Your answer must be every line of the data that holds the string "pointer".

- DATA FOR ANALYSIS:
▬▬▬▬▬▬
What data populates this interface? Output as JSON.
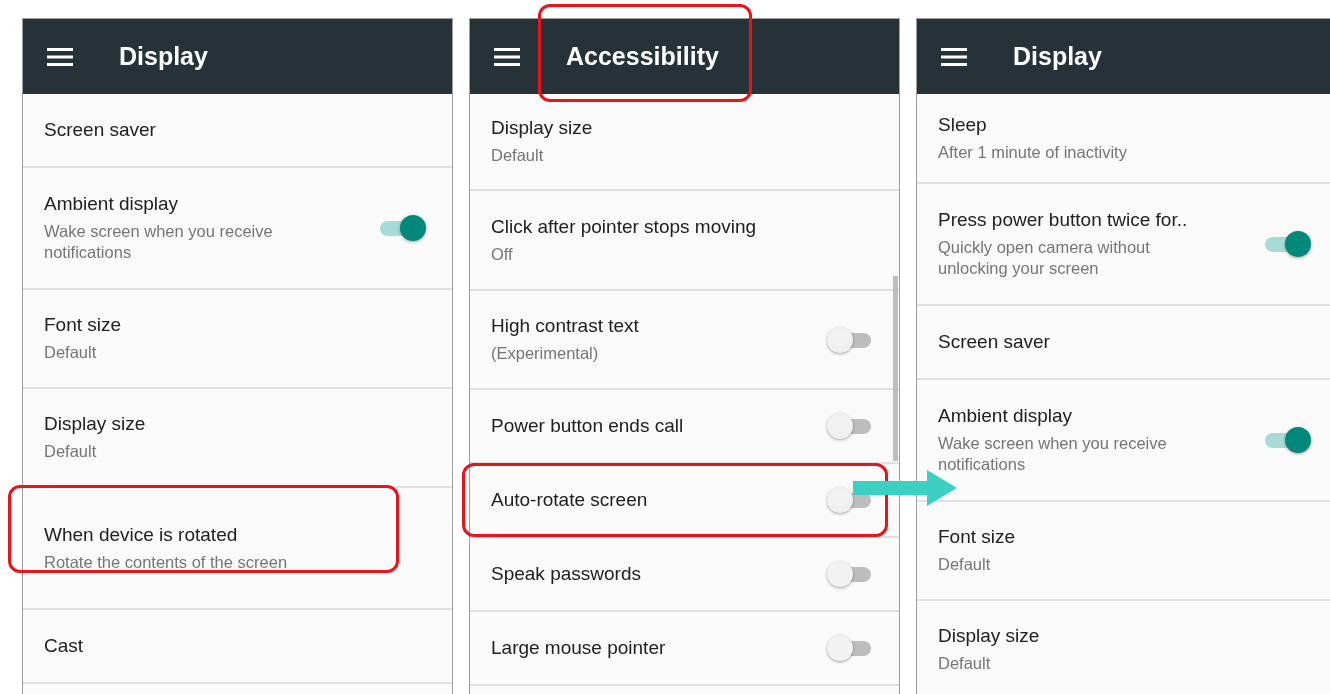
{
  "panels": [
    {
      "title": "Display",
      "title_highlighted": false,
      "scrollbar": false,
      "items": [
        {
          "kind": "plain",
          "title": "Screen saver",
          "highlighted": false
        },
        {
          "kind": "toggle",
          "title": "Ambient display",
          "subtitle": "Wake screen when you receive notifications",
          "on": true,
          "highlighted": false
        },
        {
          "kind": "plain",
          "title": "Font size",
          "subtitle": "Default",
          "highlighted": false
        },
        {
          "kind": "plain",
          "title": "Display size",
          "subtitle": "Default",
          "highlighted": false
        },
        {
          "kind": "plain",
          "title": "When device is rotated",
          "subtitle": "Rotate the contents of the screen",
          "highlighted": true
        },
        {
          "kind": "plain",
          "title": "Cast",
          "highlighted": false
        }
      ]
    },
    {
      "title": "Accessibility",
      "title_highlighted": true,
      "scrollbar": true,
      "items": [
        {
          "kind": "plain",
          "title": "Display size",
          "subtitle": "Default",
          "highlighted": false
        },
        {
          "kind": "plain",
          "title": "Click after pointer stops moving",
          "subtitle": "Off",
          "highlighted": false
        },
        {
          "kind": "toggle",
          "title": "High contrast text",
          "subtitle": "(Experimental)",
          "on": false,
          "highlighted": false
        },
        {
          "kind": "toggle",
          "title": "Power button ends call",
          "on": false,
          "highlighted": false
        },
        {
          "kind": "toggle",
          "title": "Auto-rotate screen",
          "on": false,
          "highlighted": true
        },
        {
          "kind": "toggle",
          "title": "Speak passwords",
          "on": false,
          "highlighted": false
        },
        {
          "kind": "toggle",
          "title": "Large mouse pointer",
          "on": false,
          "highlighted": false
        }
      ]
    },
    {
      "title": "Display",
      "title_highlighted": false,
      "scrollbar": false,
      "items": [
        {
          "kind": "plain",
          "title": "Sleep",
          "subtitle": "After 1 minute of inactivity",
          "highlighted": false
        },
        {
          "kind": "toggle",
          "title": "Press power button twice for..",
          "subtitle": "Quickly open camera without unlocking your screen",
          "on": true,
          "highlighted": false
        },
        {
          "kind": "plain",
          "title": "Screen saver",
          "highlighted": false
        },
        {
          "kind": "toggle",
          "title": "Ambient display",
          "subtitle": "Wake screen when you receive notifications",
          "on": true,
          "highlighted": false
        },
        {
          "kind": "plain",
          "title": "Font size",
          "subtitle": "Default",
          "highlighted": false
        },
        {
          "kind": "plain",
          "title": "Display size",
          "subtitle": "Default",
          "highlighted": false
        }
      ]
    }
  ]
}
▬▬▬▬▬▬
- TASK OUTPUT:
          "title": "Click after pointer stops moving",
          "title": "Large mouse pointer",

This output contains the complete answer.